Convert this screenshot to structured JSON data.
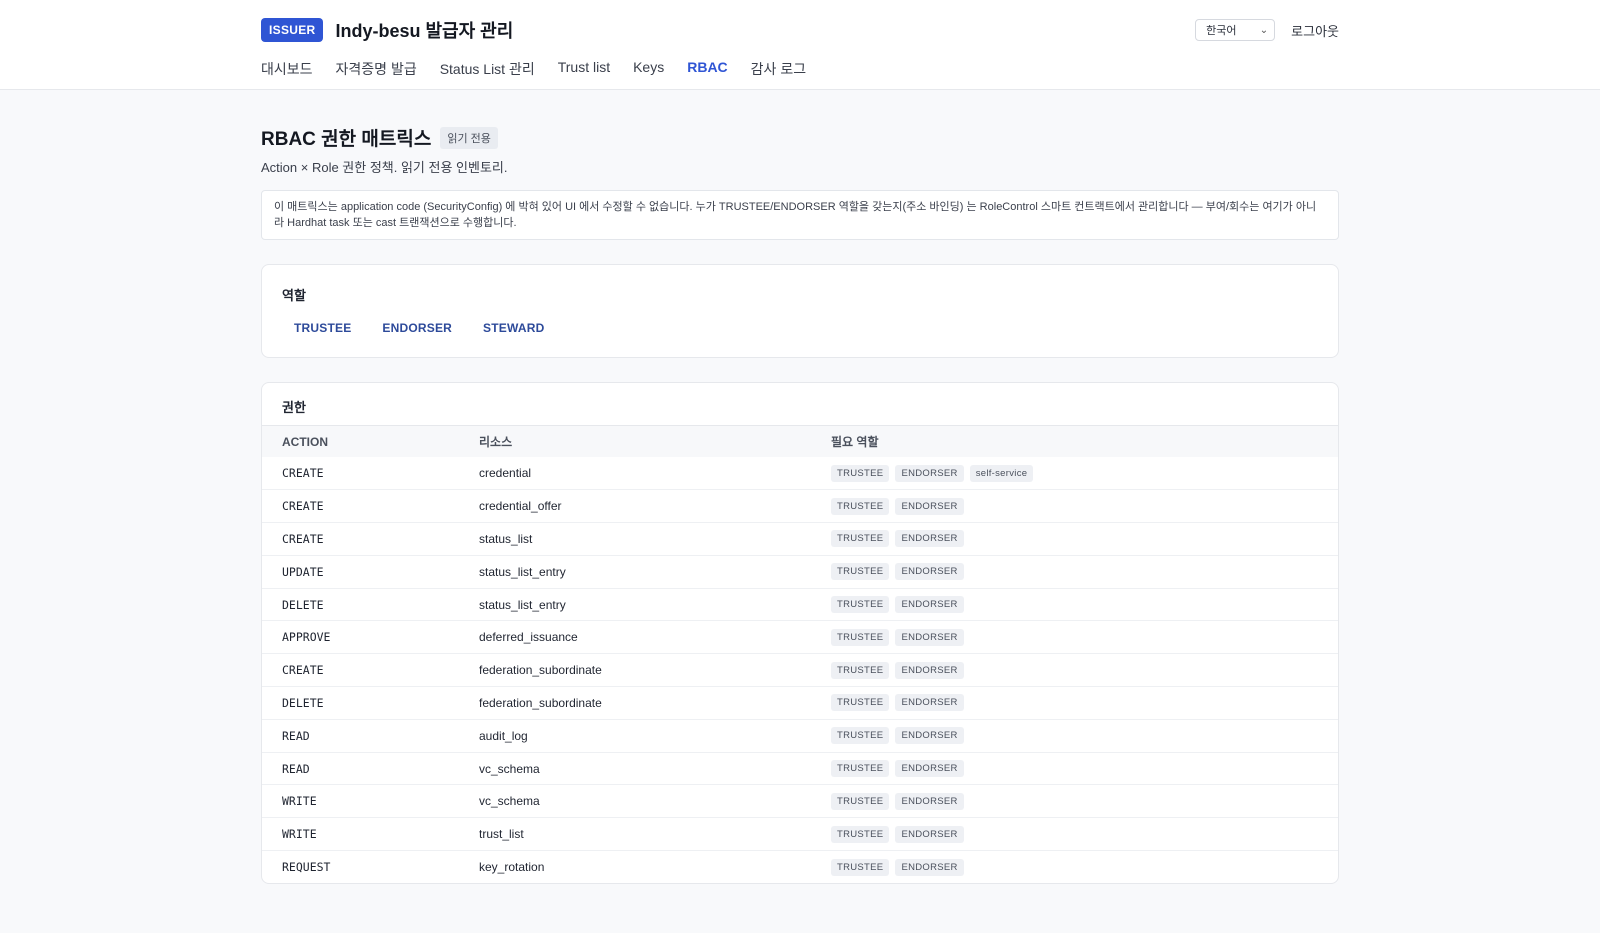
{
  "header": {
    "badge": "ISSUER",
    "title": "Indy-besu 발급자 관리",
    "language": "한국어",
    "logout": "로그아웃",
    "nav": [
      {
        "label": "대시보드",
        "active": false
      },
      {
        "label": "자격증명 발급",
        "active": false
      },
      {
        "label": "Status List 관리",
        "active": false
      },
      {
        "label": "Trust list",
        "active": false
      },
      {
        "label": "Keys",
        "active": false
      },
      {
        "label": "RBAC",
        "active": true
      },
      {
        "label": "감사 로그",
        "active": false
      }
    ]
  },
  "page": {
    "title": "RBAC 권한 매트릭스",
    "readonly_tag": "읽기 전용",
    "subtitle": "Action × Role 권한 정책. 읽기 전용 인벤토리.",
    "notice": "이 매트릭스는 application code (SecurityConfig) 에 박혀 있어 UI 에서 수정할 수 없습니다. 누가 TRUSTEE/ENDORSER 역할을 갖는지(주소 바인딩) 는 RoleControl 스마트 컨트랙트에서 관리합니다 — 부여/회수는 여기가 아니라 Hardhat task 또는 cast 트랜잭션으로 수행합니다."
  },
  "roles": {
    "title": "역할",
    "items": [
      "TRUSTEE",
      "ENDORSER",
      "STEWARD"
    ]
  },
  "permissions": {
    "title": "권한",
    "columns": [
      "ACTION",
      "리소스",
      "필요 역할"
    ],
    "rows": [
      {
        "action": "CREATE",
        "resource": "credential",
        "roles": [
          "TRUSTEE",
          "ENDORSER",
          "self-service"
        ]
      },
      {
        "action": "CREATE",
        "resource": "credential_offer",
        "roles": [
          "TRUSTEE",
          "ENDORSER"
        ]
      },
      {
        "action": "CREATE",
        "resource": "status_list",
        "roles": [
          "TRUSTEE",
          "ENDORSER"
        ]
      },
      {
        "action": "UPDATE",
        "resource": "status_list_entry",
        "roles": [
          "TRUSTEE",
          "ENDORSER"
        ]
      },
      {
        "action": "DELETE",
        "resource": "status_list_entry",
        "roles": [
          "TRUSTEE",
          "ENDORSER"
        ]
      },
      {
        "action": "APPROVE",
        "resource": "deferred_issuance",
        "roles": [
          "TRUSTEE",
          "ENDORSER"
        ]
      },
      {
        "action": "CREATE",
        "resource": "federation_subordinate",
        "roles": [
          "TRUSTEE",
          "ENDORSER"
        ]
      },
      {
        "action": "DELETE",
        "resource": "federation_subordinate",
        "roles": [
          "TRUSTEE",
          "ENDORSER"
        ]
      },
      {
        "action": "READ",
        "resource": "audit_log",
        "roles": [
          "TRUSTEE",
          "ENDORSER"
        ]
      },
      {
        "action": "READ",
        "resource": "vc_schema",
        "roles": [
          "TRUSTEE",
          "ENDORSER"
        ]
      },
      {
        "action": "WRITE",
        "resource": "vc_schema",
        "roles": [
          "TRUSTEE",
          "ENDORSER"
        ]
      },
      {
        "action": "WRITE",
        "resource": "trust_list",
        "roles": [
          "TRUSTEE",
          "ENDORSER"
        ]
      },
      {
        "action": "REQUEST",
        "resource": "key_rotation",
        "roles": [
          "TRUSTEE",
          "ENDORSER"
        ]
      }
    ]
  }
}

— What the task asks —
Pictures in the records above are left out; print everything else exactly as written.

— The completed task —
Convert this screenshot to structured JSON data.
{
  "header": {
    "badge": "ISSUER",
    "title": "Indy-besu 발급자 관리",
    "language": "한국어",
    "logout": "로그아웃",
    "nav": [
      {
        "label": "대시보드",
        "active": false
      },
      {
        "label": "자격증명 발급",
        "active": false
      },
      {
        "label": "Status List 관리",
        "active": false
      },
      {
        "label": "Trust list",
        "active": false
      },
      {
        "label": "Keys",
        "active": false
      },
      {
        "label": "RBAC",
        "active": true
      },
      {
        "label": "감사 로그",
        "active": false
      }
    ]
  },
  "page": {
    "title": "RBAC 권한 매트릭스",
    "readonly_tag": "읽기 전용",
    "subtitle": "Action × Role 권한 정책. 읽기 전용 인벤토리.",
    "notice": "이 매트릭스는 application code (SecurityConfig) 에 박혀 있어 UI 에서 수정할 수 없습니다. 누가 TRUSTEE/ENDORSER 역할을 갖는지(주소 바인딩) 는 RoleControl 스마트 컨트랙트에서 관리합니다 — 부여/회수는 여기가 아니라 Hardhat task 또는 cast 트랜잭션으로 수행합니다."
  },
  "roles": {
    "title": "역할",
    "items": [
      "TRUSTEE",
      "ENDORSER",
      "STEWARD"
    ]
  },
  "permissions": {
    "title": "권한",
    "columns": [
      "ACTION",
      "리소스",
      "필요 역할"
    ],
    "rows": [
      {
        "action": "CREATE",
        "resource": "credential",
        "roles": [
          "TRUSTEE",
          "ENDORSER",
          "self-service"
        ]
      },
      {
        "action": "CREATE",
        "resource": "credential_offer",
        "roles": [
          "TRUSTEE",
          "ENDORSER"
        ]
      },
      {
        "action": "CREATE",
        "resource": "status_list",
        "roles": [
          "TRUSTEE",
          "ENDORSER"
        ]
      },
      {
        "action": "UPDATE",
        "resource": "status_list_entry",
        "roles": [
          "TRUSTEE",
          "ENDORSER"
        ]
      },
      {
        "action": "DELETE",
        "resource": "status_list_entry",
        "roles": [
          "TRUSTEE",
          "ENDORSER"
        ]
      },
      {
        "action": "APPROVE",
        "resource": "deferred_issuance",
        "roles": [
          "TRUSTEE",
          "ENDORSER"
        ]
      },
      {
        "action": "CREATE",
        "resource": "federation_subordinate",
        "roles": [
          "TRUSTEE",
          "ENDORSER"
        ]
      },
      {
        "action": "DELETE",
        "resource": "federation_subordinate",
        "roles": [
          "TRUSTEE",
          "ENDORSER"
        ]
      },
      {
        "action": "READ",
        "resource": "audit_log",
        "roles": [
          "TRUSTEE",
          "ENDORSER"
        ]
      },
      {
        "action": "READ",
        "resource": "vc_schema",
        "roles": [
          "TRUSTEE",
          "ENDORSER"
        ]
      },
      {
        "action": "WRITE",
        "resource": "vc_schema",
        "roles": [
          "TRUSTEE",
          "ENDORSER"
        ]
      },
      {
        "action": "WRITE",
        "resource": "trust_list",
        "roles": [
          "TRUSTEE",
          "ENDORSER"
        ]
      },
      {
        "action": "REQUEST",
        "resource": "key_rotation",
        "roles": [
          "TRUSTEE",
          "ENDORSER"
        ]
      }
    ]
  }
}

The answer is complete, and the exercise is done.